I’m fortunate to have a very open-minded family. They are quite aware. Sure, they also have had their phobias and biases, but they are open to conversations. I’m the first person in my extended family who is openly queer. My mom has always told me to not be afraid of telling her anything. She always says, “Even if it is something bad about me, say it. I can take it.” This made me feel like she’s there to listen, and not give a solution. I told my sister too, although she already knew because she would scold me for tearing her clothes. I would play with her Barbies too, and she gave me my first makeup kit. She also helped me buy makeup when I grew up.
I’ve had a supportive family, but it's not the same in my extended family. I have noticed differences in their conversations, and decided to let those relationships take a backseat. At the same time, if they are open to a conversation, we can talk by all means.

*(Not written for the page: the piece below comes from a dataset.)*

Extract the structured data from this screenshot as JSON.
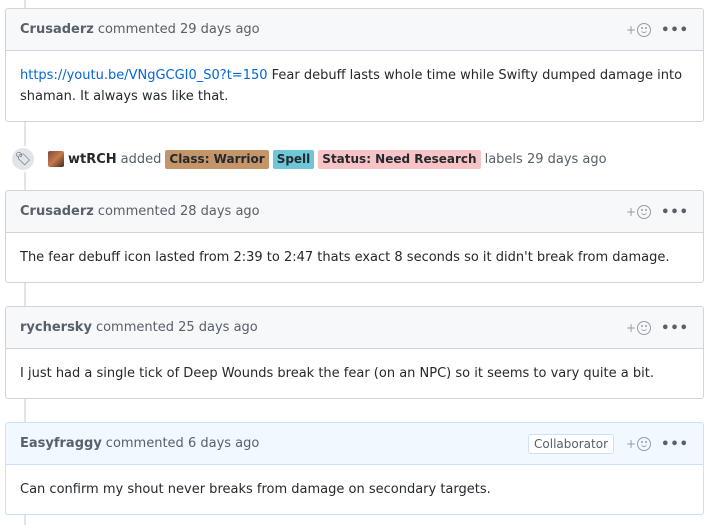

What are some things about drag that you feel haven’t been addressed enough?
A lot of people still confuse drag with being trans. They feel that all drag queens are transwomen, but being trans in itself is also not strictly restricted to transmen or transwomen. There are many trans non-binary people as well, who don’t identify in the spectrum of male or female, but identify as trans. While a lot of drag artists are trans, it is not an all-encompassing thing.
Another thing general society does is to consider all transwomen to be sex workers. It makes some entitled males feel that it is okay to treat us like property. Men would openly ask, “Tera rate kya hai?” It feels bad not because you're confusing me with a sex worker, but also because of the way you treat a sex worker.

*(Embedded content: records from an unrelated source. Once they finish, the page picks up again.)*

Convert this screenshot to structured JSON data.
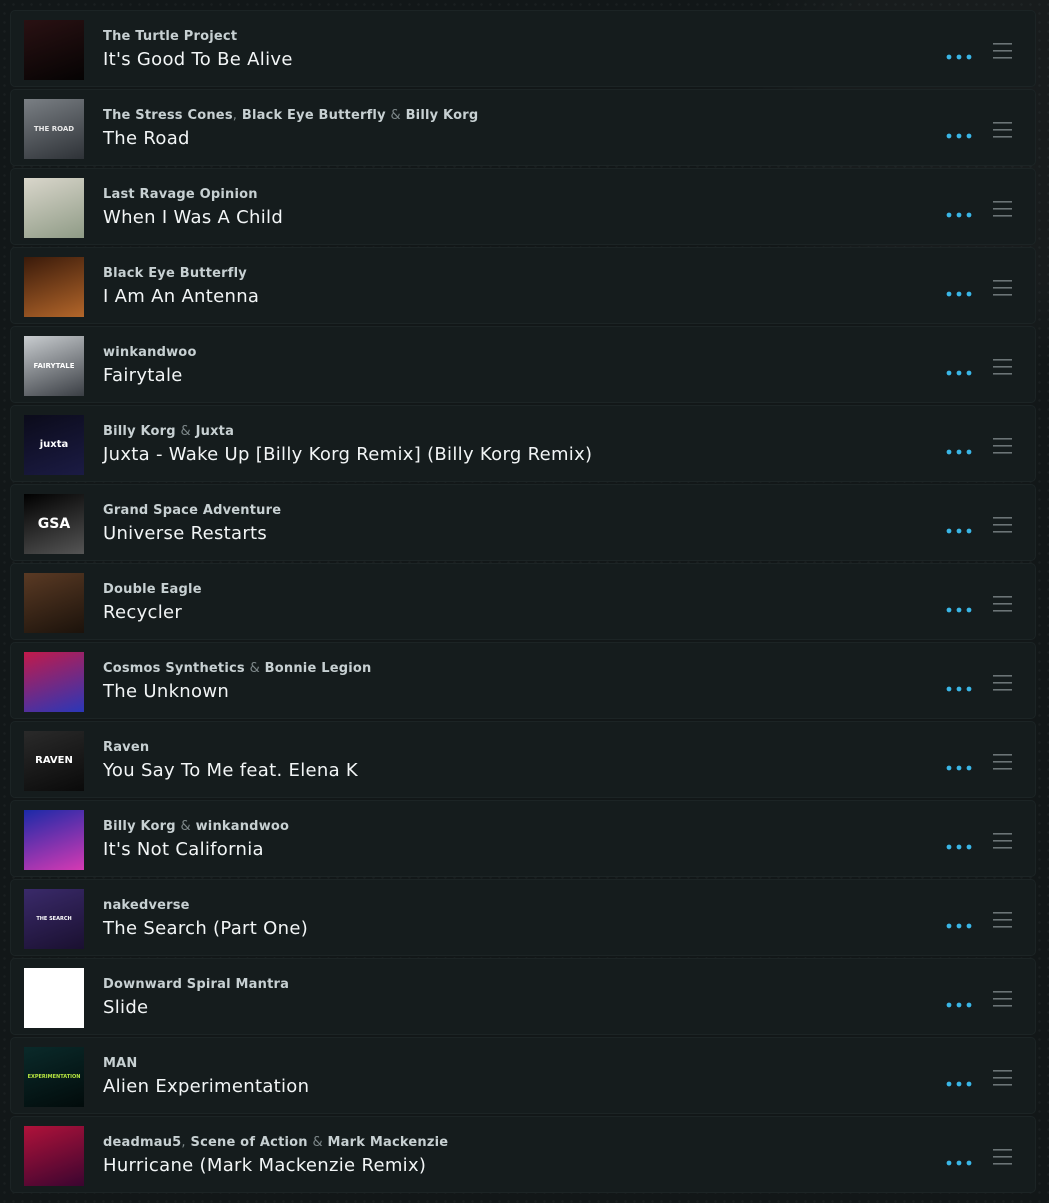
{
  "icons": {
    "more": "ellipsis-icon",
    "drag": "drag-handle-icon"
  },
  "colors": {
    "background": "#121718",
    "row": "#151c1d",
    "accent": "#3ab6e6",
    "handle": "#6b7476"
  },
  "tracks": [
    {
      "artists": [
        "The Turtle Project"
      ],
      "separators": [],
      "title": "It's Good To Be Alive",
      "cover": {
        "label": "",
        "bg": "#2a1113",
        "bg2": "#050303",
        "color": "#ffffff"
      }
    },
    {
      "artists": [
        "The Stress Cones",
        "Black Eye Butterfly",
        "Billy Korg"
      ],
      "separators": [
        ",",
        "&"
      ],
      "title": "The Road",
      "cover": {
        "label": "THE ROAD",
        "bg": "#7a7f84",
        "bg2": "#2e3237",
        "color": "#e8e8e8"
      }
    },
    {
      "artists": [
        "Last Ravage Opinion"
      ],
      "separators": [],
      "title": "When I Was A Child",
      "cover": {
        "label": "",
        "bg": "#d9d6cb",
        "bg2": "#8f9b86",
        "color": "#000000"
      }
    },
    {
      "artists": [
        "Black Eye Butterfly"
      ],
      "separators": [],
      "title": "I Am An Antenna",
      "cover": {
        "label": "",
        "bg": "#3a1a0a",
        "bg2": "#b3662a",
        "color": "#ffffff"
      }
    },
    {
      "artists": [
        "winkandwoo"
      ],
      "separators": [],
      "title": "Fairytale",
      "cover": {
        "label": "FAIRYTALE",
        "bg": "#c9cdd0",
        "bg2": "#3a3e44",
        "color": "#ffffff"
      }
    },
    {
      "artists": [
        "Billy Korg",
        "Juxta"
      ],
      "separators": [
        "&"
      ],
      "title": "Juxta - Wake Up [Billy Korg Remix] (Billy Korg Remix)",
      "cover": {
        "label": "juxta",
        "bg": "#0b0b1a",
        "bg2": "#1b1b44",
        "color": "#ffffff"
      }
    },
    {
      "artists": [
        "Grand Space Adventure"
      ],
      "separators": [],
      "title": "Universe Restarts",
      "cover": {
        "label": "GSA",
        "bg": "#000000",
        "bg2": "#555555",
        "color": "#ffffff"
      }
    },
    {
      "artists": [
        "Double Eagle"
      ],
      "separators": [],
      "title": "Recycler",
      "cover": {
        "label": "",
        "bg": "#5a3a24",
        "bg2": "#1b120b",
        "color": "#ffffff"
      }
    },
    {
      "artists": [
        "Cosmos Synthetics",
        "Bonnie Legion"
      ],
      "separators": [
        "&"
      ],
      "title": "The Unknown",
      "cover": {
        "label": "",
        "bg": "#c21a4a",
        "bg2": "#2a37b8",
        "color": "#ffffff"
      }
    },
    {
      "artists": [
        "Raven"
      ],
      "separators": [],
      "title": "You Say To Me feat. Elena K",
      "cover": {
        "label": "RAVEN",
        "bg": "#2a2a2a",
        "bg2": "#0a0a0a",
        "color": "#ffffff"
      }
    },
    {
      "artists": [
        "Billy Korg",
        "winkandwoo"
      ],
      "separators": [
        "&"
      ],
      "title": "It's Not California",
      "cover": {
        "label": "",
        "bg": "#1b2aa8",
        "bg2": "#d63ab3",
        "color": "#ffffff"
      }
    },
    {
      "artists": [
        "nakedverse"
      ],
      "separators": [],
      "title": "The Search (Part One)",
      "cover": {
        "label": "THE SEARCH",
        "bg": "#3a2a6a",
        "bg2": "#1a1030",
        "color": "#ffffff"
      }
    },
    {
      "artists": [
        "Downward Spiral Mantra"
      ],
      "separators": [],
      "title": "Slide",
      "cover": {
        "label": "",
        "bg": "#ffffff",
        "bg2": "#ffffff",
        "color": "#000000"
      }
    },
    {
      "artists": [
        "MAN"
      ],
      "separators": [],
      "title": "Alien Experimentation",
      "cover": {
        "label": "EXPERIMENTATION",
        "bg": "#0a2a2a",
        "bg2": "#020b0b",
        "color": "#b7e640"
      }
    },
    {
      "artists": [
        "deadmau5",
        "Scene of Action",
        "Mark Mackenzie"
      ],
      "separators": [
        ",",
        "&"
      ],
      "title": "Hurricane (Mark Mackenzie Remix)",
      "cover": {
        "label": "",
        "bg": "#b0123a",
        "bg2": "#3a0530",
        "color": "#ffffff"
      }
    }
  ]
}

There are also many operational challenges that people don’t know about. Because drag is still new in India, we don’t find good wigs and shoes here, and it’s difficult to get the right padding and makeup. But we’re a drag family, so we help each other and find ways to work it out. Sometimes drag queens lend each other wigs, other times, we wear two cheap wigs together, or add glitter to distract people from the bad hairline. We always find a way to make it work.
Where do you aspire to take drag next?
I want to use my dance training and choreography to put up a live show, something like a Broadway production with drag queens. And of course, I'm going to star in it (chuckles)! It will be a fully original show, but I haven’t started writing it on paper yet, it’s still inside my head. I want to take my time and not rush it.
I also want to play my part in establishing a thriving drag culture in India. This is both a personal goal, and a goal for the community, so that future drag artists have a very conducive environment while starting out. I don’t want them to struggle with contracts, events and nightlife like I did when I started. Someday, I’d maybe even like to open a school of drag!